Weekly Opinion Editorial
Major on the Majors!
By Steve Fair
Oklahoma’s Book of Statutes is growing! Oklahoma has 90 categories/titles of laws ranging alphabetically from agriculture to workers compensation. Oklahoma has some doozies- for example: (1) whaling is illegal, (2) you can’t eat another person’s hamburger, (3) No spitting on the sidewalk, (4) it’s illegal to sleep with your boots on, (5) you can’t make ‘ugly’ faces at dogs. Each year, hundreds of laws are added to the books- some necessary, but many added are not essential to the survival of the Sooner state.
Oklahoma legislators collectively proposed over 2,200 new laws in 2021. About 350-400 will make it to the books, many that are unnecessary. The unjustified ones try to fix problems that don’t exist. Others fix something that should be a local issue- classic government overreach. Most of the extraneous ones pass the legislature with near unanimous votes because legislators are trading favors with fellow lawmakers in order to get their legislation supported. It’s not just in Oklahoma. Over legislating is rampant across the country. From Congress to state legislatures, lawmakers believe they must have a bill signed into law to be an effective representative, so they run bills that do little more than clog up the process. Instead of spending precious time on meaningful legislation and the budget, feel good, heartwarming bills take up time and effort. Three observations:
First, Oklahoma legislative leadership should cut back on the number of bills run each year. Twenty years ago, the Oklahoma legislation had less than 1,000 proposed bills each session. That number has more than doubled in two decades and the increase has come under Republican leadership. Instead of majoring on the majors, the budget is often passed in the last days of a legislative session and isn’t afforded the time for scrutiny it deserves.

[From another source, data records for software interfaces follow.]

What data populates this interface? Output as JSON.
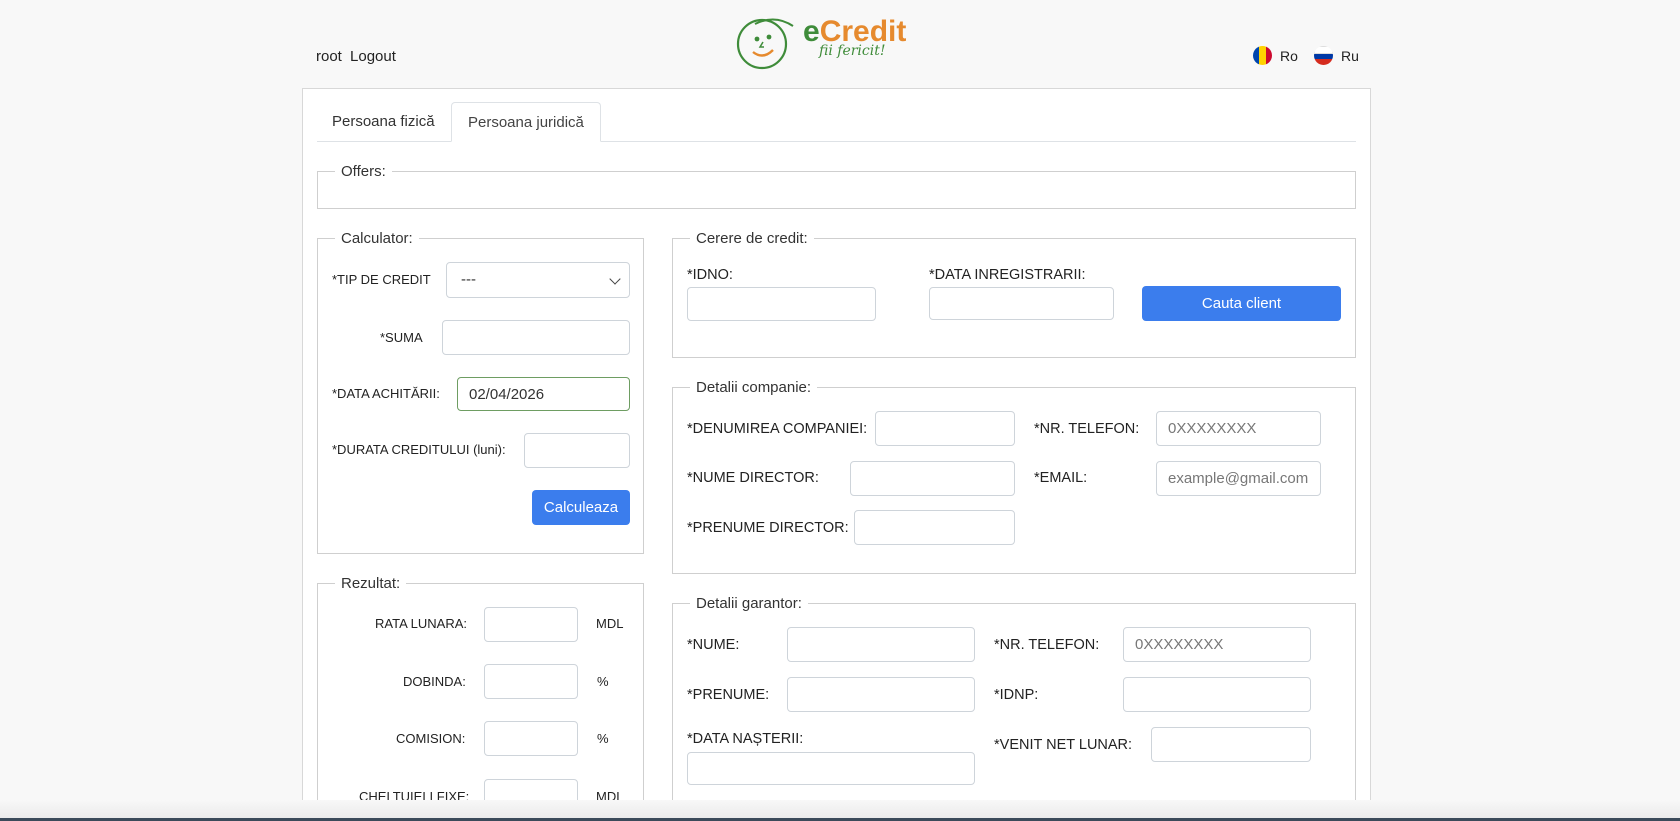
{
  "header": {
    "username": "root",
    "logout_label": "Logout",
    "logo_text_e": "e",
    "logo_text_credit": "Credit",
    "logo_tagline": "fii fericit!",
    "languages": [
      {
        "label": "Ro",
        "flag": "moldova-flag-icon"
      },
      {
        "label": "Ru",
        "flag": "russia-flag-icon"
      }
    ]
  },
  "tabs": [
    "Persoana fizică",
    "Persoana juridică"
  ],
  "active_tab": "Persoana juridică",
  "offers": {
    "legend": "Offers:"
  },
  "calculator": {
    "legend": "Calculator:",
    "tip_credit_label": "*TIP DE CREDIT",
    "tip_credit_value": "---",
    "suma_label": "*SUMA",
    "data_achitarii_label": "*DATA ACHITĂRII:",
    "data_achitarii_value": "02/04/2026",
    "durata_label": "*DURATA CREDITULUI (luni):",
    "calc_button": "Calculeaza"
  },
  "rezultat": {
    "legend": "Rezultat:",
    "rows": [
      {
        "label": "RATA LUNARA:",
        "unit": "MDL"
      },
      {
        "label": "DOBINDA:",
        "unit": "%"
      },
      {
        "label": "COMISION:",
        "unit": "%"
      },
      {
        "label": "CHELTUIELI FIXE:",
        "unit": "MDL"
      }
    ]
  },
  "cerere": {
    "legend": "Cerere de credit:",
    "idno_label": "*IDNO:",
    "data_inreg_label": "*DATA INREGISTRARII:",
    "search_button": "Cauta client"
  },
  "companie": {
    "legend": "Detalii companie:",
    "denumire_label": "*DENUMIREA COMPANIEI:",
    "telefon_label": "*NR. TELEFON:",
    "telefon_placeholder": "0XXXXXXXX",
    "nume_director_label": "*NUME DIRECTOR:",
    "email_label": "*EMAIL:",
    "email_placeholder": "example@gmail.com",
    "prenume_director_label": "*PRENUME DIRECTOR:"
  },
  "garantor": {
    "legend": "Detalii garantor:",
    "nume_label": "*NUME:",
    "telefon_label": "*NR. TELEFON:",
    "telefon_placeholder": "0XXXXXXXX",
    "prenume_label": "*PRENUME:",
    "idnp_label": "*IDNP:",
    "data_nasterii_label": "*DATA NAȘTERII:",
    "venit_label": "*VENIT NET LUNAR:"
  },
  "colors": {
    "primary_button": "#3b7ded",
    "logo_green": "#3f8c3a",
    "logo_orange": "#e68a2e"
  }
}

Second, constituents should press their legislators to major on the majors. If enough voters asked their legislator about the state budget when they interacted with them, legislative leadership would eventually get the message. Ask your representative or senator where is the budget in the process? How big is it? How much will it grow Oklahoma government? Were cuts made where needed? Instead of lobbying to pass or kill a meaningless, unnecessary bill, hold your representative and senator accountable for the budget. Currently in the Oklahoma legislation, a very few select legislators work on the budget and the rest are marginally involved. The legislative leadership deny such an oligarchy exists in regard to the budget, but any honest legislator will tell you it is the truth.
Third, individual legislators need to stop running uncalled for legislation. That takes discipline and may require telling a constitute no, but until they grow some iron rail up the shirt tail, the only party benefiting from Oklahoma’s growing Book of Statutes is the printer.
HB #1569- the Play to Learn bill- passed both chambers with veto proof margins. It is now on the governor’s desk, awaiting his signature. Seriously, do we really need a state law on the books allowing Play to Learn in local school districts? How about one allowing recess in local schools or blackboards in the classroom? Is the Oklahoma Highway Patrol going to enforce it? This is a perfect example of majoring on the minors. Please contact Governor Stitt’s office and ask him to veto HB#1569. Ask your legislator to vote to not override the veto. Passing this kind of laws won’t get Oklahoma to a top ten ranking in the nation. Lawmakers need to refocus on necessary legislation and a state budget that right sizes Oklahoma government, not feel good, heartwarming bills.